- **Exercise details**
Would you please set down the data again exactly as given, excluding the pictures?

- **Supplied records**

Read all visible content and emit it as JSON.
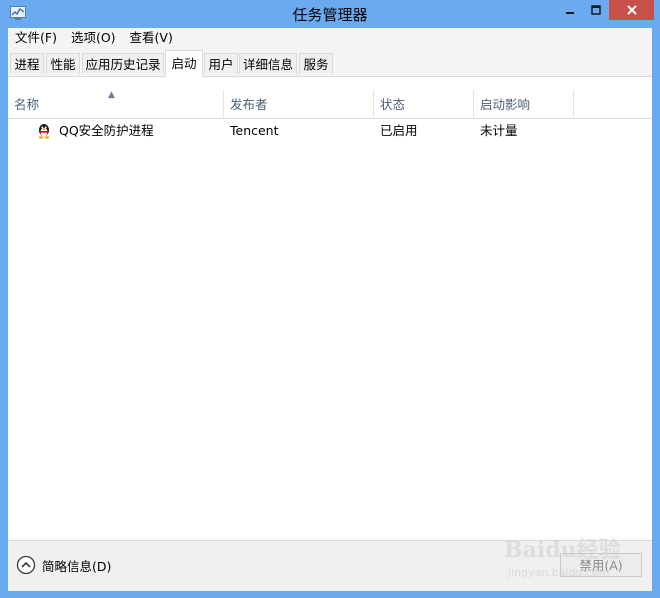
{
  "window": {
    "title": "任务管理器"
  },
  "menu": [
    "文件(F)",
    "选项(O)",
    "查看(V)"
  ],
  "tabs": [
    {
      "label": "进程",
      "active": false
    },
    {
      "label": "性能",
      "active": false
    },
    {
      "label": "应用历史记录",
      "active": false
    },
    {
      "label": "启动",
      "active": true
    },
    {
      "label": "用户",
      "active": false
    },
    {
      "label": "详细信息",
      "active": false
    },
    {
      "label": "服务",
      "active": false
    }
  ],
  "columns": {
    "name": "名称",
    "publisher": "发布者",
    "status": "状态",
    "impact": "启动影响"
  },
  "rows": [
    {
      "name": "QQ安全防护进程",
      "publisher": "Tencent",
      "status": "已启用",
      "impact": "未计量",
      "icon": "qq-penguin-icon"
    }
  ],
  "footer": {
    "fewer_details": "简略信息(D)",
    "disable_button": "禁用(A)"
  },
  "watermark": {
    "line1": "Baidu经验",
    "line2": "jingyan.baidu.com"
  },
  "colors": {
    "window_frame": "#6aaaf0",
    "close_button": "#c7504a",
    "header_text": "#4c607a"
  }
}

- **Solved exercise**
Read all visible content and emit it as JSON.
{
  "window": {
    "title": "任务管理器"
  },
  "menu": [
    "文件(F)",
    "选项(O)",
    "查看(V)"
  ],
  "tabs": [
    {
      "label": "进程",
      "active": false
    },
    {
      "label": "性能",
      "active": false
    },
    {
      "label": "应用历史记录",
      "active": false
    },
    {
      "label": "启动",
      "active": true
    },
    {
      "label": "用户",
      "active": false
    },
    {
      "label": "详细信息",
      "active": false
    },
    {
      "label": "服务",
      "active": false
    }
  ],
  "columns": {
    "name": "名称",
    "publisher": "发布者",
    "status": "状态",
    "impact": "启动影响"
  },
  "rows": [
    {
      "name": "QQ安全防护进程",
      "publisher": "Tencent",
      "status": "已启用",
      "impact": "未计量",
      "icon": "qq-penguin-icon"
    }
  ],
  "footer": {
    "fewer_details": "简略信息(D)",
    "disable_button": "禁用(A)"
  },
  "watermark": {
    "line1": "Baidu经验",
    "line2": "jingyan.baidu.com"
  },
  "colors": {
    "window_frame": "#6aaaf0",
    "close_button": "#c7504a",
    "header_text": "#4c607a"
  }
}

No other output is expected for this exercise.